Directions for this task: Write down every entry once more, exactly as it reads.

Entries shown:
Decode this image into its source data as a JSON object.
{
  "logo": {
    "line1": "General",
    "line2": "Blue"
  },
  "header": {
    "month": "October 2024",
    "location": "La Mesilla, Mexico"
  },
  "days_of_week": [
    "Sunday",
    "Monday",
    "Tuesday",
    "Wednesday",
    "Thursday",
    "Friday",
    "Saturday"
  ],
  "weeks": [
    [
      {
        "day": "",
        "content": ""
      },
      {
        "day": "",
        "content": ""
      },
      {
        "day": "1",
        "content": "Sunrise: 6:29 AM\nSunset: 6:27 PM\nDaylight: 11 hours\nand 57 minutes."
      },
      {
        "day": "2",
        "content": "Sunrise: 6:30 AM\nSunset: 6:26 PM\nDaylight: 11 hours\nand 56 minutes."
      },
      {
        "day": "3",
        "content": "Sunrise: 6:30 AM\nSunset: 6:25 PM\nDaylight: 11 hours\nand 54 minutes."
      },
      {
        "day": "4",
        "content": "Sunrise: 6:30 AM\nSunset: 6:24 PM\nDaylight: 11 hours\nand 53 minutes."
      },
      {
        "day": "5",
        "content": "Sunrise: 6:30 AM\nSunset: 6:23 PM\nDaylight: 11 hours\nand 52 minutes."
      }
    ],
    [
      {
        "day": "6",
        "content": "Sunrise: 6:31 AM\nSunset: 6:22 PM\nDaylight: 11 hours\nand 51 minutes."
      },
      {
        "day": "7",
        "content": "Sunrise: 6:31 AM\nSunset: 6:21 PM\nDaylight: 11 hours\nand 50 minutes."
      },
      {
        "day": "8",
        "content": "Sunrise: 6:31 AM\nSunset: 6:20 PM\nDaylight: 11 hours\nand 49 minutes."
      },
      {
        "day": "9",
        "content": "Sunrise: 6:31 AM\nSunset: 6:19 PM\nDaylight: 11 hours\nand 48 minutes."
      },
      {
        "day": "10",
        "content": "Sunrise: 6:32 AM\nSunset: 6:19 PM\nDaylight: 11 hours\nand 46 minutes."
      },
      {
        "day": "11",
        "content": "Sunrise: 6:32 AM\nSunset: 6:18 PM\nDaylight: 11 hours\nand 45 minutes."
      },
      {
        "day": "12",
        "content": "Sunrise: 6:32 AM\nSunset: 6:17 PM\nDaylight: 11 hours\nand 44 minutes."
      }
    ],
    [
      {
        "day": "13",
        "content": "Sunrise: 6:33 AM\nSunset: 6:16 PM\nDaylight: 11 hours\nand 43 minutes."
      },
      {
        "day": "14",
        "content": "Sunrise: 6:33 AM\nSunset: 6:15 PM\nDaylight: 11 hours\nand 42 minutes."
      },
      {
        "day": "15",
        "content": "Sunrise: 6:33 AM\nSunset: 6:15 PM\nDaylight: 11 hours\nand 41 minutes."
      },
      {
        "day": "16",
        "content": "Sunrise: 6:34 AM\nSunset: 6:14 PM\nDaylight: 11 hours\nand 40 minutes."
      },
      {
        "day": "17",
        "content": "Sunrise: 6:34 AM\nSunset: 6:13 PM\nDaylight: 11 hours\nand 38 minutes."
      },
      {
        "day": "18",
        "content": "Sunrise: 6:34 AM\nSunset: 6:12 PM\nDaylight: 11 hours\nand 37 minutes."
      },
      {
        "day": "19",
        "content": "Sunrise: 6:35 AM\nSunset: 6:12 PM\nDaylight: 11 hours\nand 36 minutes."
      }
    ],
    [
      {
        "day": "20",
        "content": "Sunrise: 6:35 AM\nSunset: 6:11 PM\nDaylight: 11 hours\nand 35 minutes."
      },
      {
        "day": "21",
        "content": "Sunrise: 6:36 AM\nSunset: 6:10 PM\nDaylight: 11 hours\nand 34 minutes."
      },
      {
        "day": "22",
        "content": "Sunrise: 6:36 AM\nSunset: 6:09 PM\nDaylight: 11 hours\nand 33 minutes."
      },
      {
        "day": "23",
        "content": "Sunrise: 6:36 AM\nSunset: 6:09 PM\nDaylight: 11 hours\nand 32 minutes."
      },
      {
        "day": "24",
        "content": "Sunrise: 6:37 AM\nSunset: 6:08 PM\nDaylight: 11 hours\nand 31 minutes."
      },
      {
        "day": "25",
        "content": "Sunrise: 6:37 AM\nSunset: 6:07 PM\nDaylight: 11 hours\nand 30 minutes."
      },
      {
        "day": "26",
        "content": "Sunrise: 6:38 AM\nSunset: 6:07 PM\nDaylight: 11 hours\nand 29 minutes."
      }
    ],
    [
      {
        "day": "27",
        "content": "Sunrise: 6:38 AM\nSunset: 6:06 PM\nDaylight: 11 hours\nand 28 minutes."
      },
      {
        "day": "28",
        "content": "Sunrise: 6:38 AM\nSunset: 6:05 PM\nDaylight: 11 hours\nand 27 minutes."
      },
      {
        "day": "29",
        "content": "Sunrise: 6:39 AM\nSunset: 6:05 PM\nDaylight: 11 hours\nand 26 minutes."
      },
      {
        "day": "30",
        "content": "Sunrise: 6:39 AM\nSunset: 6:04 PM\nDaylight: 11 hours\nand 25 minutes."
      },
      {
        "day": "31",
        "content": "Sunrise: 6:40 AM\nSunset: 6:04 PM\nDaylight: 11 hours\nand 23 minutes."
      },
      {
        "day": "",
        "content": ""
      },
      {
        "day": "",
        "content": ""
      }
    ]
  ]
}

Problem solution:
Decode this image into its source data as a JSON object.
{
  "logo": {
    "line1": "General",
    "line2": "Blue"
  },
  "header": {
    "month": "October 2024",
    "location": "La Mesilla, Mexico"
  },
  "days_of_week": [
    "Sunday",
    "Monday",
    "Tuesday",
    "Wednesday",
    "Thursday",
    "Friday",
    "Saturday"
  ],
  "weeks": [
    [
      {
        "day": "",
        "content": ""
      },
      {
        "day": "",
        "content": ""
      },
      {
        "day": "1",
        "content": "Sunrise: 6:29 AM\nSunset: 6:27 PM\nDaylight: 11 hours\nand 57 minutes."
      },
      {
        "day": "2",
        "content": "Sunrise: 6:30 AM\nSunset: 6:26 PM\nDaylight: 11 hours\nand 56 minutes."
      },
      {
        "day": "3",
        "content": "Sunrise: 6:30 AM\nSunset: 6:25 PM\nDaylight: 11 hours\nand 54 minutes."
      },
      {
        "day": "4",
        "content": "Sunrise: 6:30 AM\nSunset: 6:24 PM\nDaylight: 11 hours\nand 53 minutes."
      },
      {
        "day": "5",
        "content": "Sunrise: 6:30 AM\nSunset: 6:23 PM\nDaylight: 11 hours\nand 52 minutes."
      }
    ],
    [
      {
        "day": "6",
        "content": "Sunrise: 6:31 AM\nSunset: 6:22 PM\nDaylight: 11 hours\nand 51 minutes."
      },
      {
        "day": "7",
        "content": "Sunrise: 6:31 AM\nSunset: 6:21 PM\nDaylight: 11 hours\nand 50 minutes."
      },
      {
        "day": "8",
        "content": "Sunrise: 6:31 AM\nSunset: 6:20 PM\nDaylight: 11 hours\nand 49 minutes."
      },
      {
        "day": "9",
        "content": "Sunrise: 6:31 AM\nSunset: 6:19 PM\nDaylight: 11 hours\nand 48 minutes."
      },
      {
        "day": "10",
        "content": "Sunrise: 6:32 AM\nSunset: 6:19 PM\nDaylight: 11 hours\nand 46 minutes."
      },
      {
        "day": "11",
        "content": "Sunrise: 6:32 AM\nSunset: 6:18 PM\nDaylight: 11 hours\nand 45 minutes."
      },
      {
        "day": "12",
        "content": "Sunrise: 6:32 AM\nSunset: 6:17 PM\nDaylight: 11 hours\nand 44 minutes."
      }
    ],
    [
      {
        "day": "13",
        "content": "Sunrise: 6:33 AM\nSunset: 6:16 PM\nDaylight: 11 hours\nand 43 minutes."
      },
      {
        "day": "14",
        "content": "Sunrise: 6:33 AM\nSunset: 6:15 PM\nDaylight: 11 hours\nand 42 minutes."
      },
      {
        "day": "15",
        "content": "Sunrise: 6:33 AM\nSunset: 6:15 PM\nDaylight: 11 hours\nand 41 minutes."
      },
      {
        "day": "16",
        "content": "Sunrise: 6:34 AM\nSunset: 6:14 PM\nDaylight: 11 hours\nand 40 minutes."
      },
      {
        "day": "17",
        "content": "Sunrise: 6:34 AM\nSunset: 6:13 PM\nDaylight: 11 hours\nand 38 minutes."
      },
      {
        "day": "18",
        "content": "Sunrise: 6:34 AM\nSunset: 6:12 PM\nDaylight: 11 hours\nand 37 minutes."
      },
      {
        "day": "19",
        "content": "Sunrise: 6:35 AM\nSunset: 6:12 PM\nDaylight: 11 hours\nand 36 minutes."
      }
    ],
    [
      {
        "day": "20",
        "content": "Sunrise: 6:35 AM\nSunset: 6:11 PM\nDaylight: 11 hours\nand 35 minutes."
      },
      {
        "day": "21",
        "content": "Sunrise: 6:36 AM\nSunset: 6:10 PM\nDaylight: 11 hours\nand 34 minutes."
      },
      {
        "day": "22",
        "content": "Sunrise: 6:36 AM\nSunset: 6:09 PM\nDaylight: 11 hours\nand 33 minutes."
      },
      {
        "day": "23",
        "content": "Sunrise: 6:36 AM\nSunset: 6:09 PM\nDaylight: 11 hours\nand 32 minutes."
      },
      {
        "day": "24",
        "content": "Sunrise: 6:37 AM\nSunset: 6:08 PM\nDaylight: 11 hours\nand 31 minutes."
      },
      {
        "day": "25",
        "content": "Sunrise: 6:37 AM\nSunset: 6:07 PM\nDaylight: 11 hours\nand 30 minutes."
      },
      {
        "day": "26",
        "content": "Sunrise: 6:38 AM\nSunset: 6:07 PM\nDaylight: 11 hours\nand 29 minutes."
      }
    ],
    [
      {
        "day": "27",
        "content": "Sunrise: 6:38 AM\nSunset: 6:06 PM\nDaylight: 11 hours\nand 28 minutes."
      },
      {
        "day": "28",
        "content": "Sunrise: 6:38 AM\nSunset: 6:05 PM\nDaylight: 11 hours\nand 27 minutes."
      },
      {
        "day": "29",
        "content": "Sunrise: 6:39 AM\nSunset: 6:05 PM\nDaylight: 11 hours\nand 26 minutes."
      },
      {
        "day": "30",
        "content": "Sunrise: 6:39 AM\nSunset: 6:04 PM\nDaylight: 11 hours\nand 25 minutes."
      },
      {
        "day": "31",
        "content": "Sunrise: 6:40 AM\nSunset: 6:04 PM\nDaylight: 11 hours\nand 23 minutes."
      },
      {
        "day": "",
        "content": ""
      },
      {
        "day": "",
        "content": ""
      }
    ]
  ]
}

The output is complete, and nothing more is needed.